The Congressional Budget Office, a non-partisan group, has estimated that under the American Health Care Act now under consideration 14 million people will lose their health insurance next year and an additional 10 million within the next 10 years.
However, the CBO has seriously underestimated the number of people who will lose their insurance. What the CBO failed to take into account in doing their estimates is the effect that Trumpcare will have on employer sponsored plans.

The Affordable Care Act requires that all employers with 50 or more full-time employees offer “affordable” and “adequate” health coverage or pay significant tax penalties. The ACA defines a full-time employee as one who works 30 hours a week. For many employers, this greatly increased the number of employees who had to be covered under their plans, as well as the overall cost and type of benefits provided. While the AHCA does not repeal this mandate, that will come in a separate bill because of the budget reconciliation process, employers will no longer be penalized for not offering coverage.

While this will spur employment, because employers will now be able to restore people to full time and expand their work forces, it will also mean that many employers will stop offering health insurance. Many more will reduce benefits and shift more of the cost of coverage to employees

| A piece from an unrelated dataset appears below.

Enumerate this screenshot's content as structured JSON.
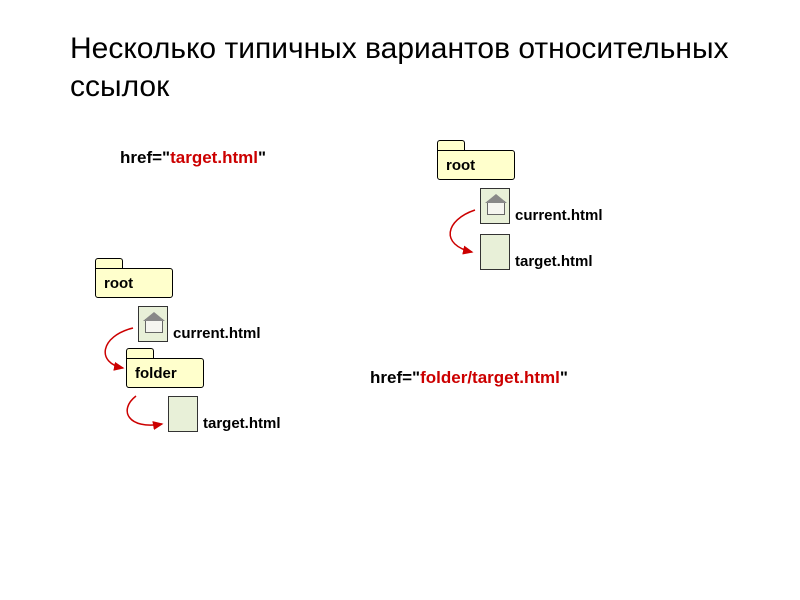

Millions of workers who now have affordable and adequate plans through their employers will find that next year they will have less coverage at a higher cost, or no coverage at all. The CBO report does not address this demographic at all.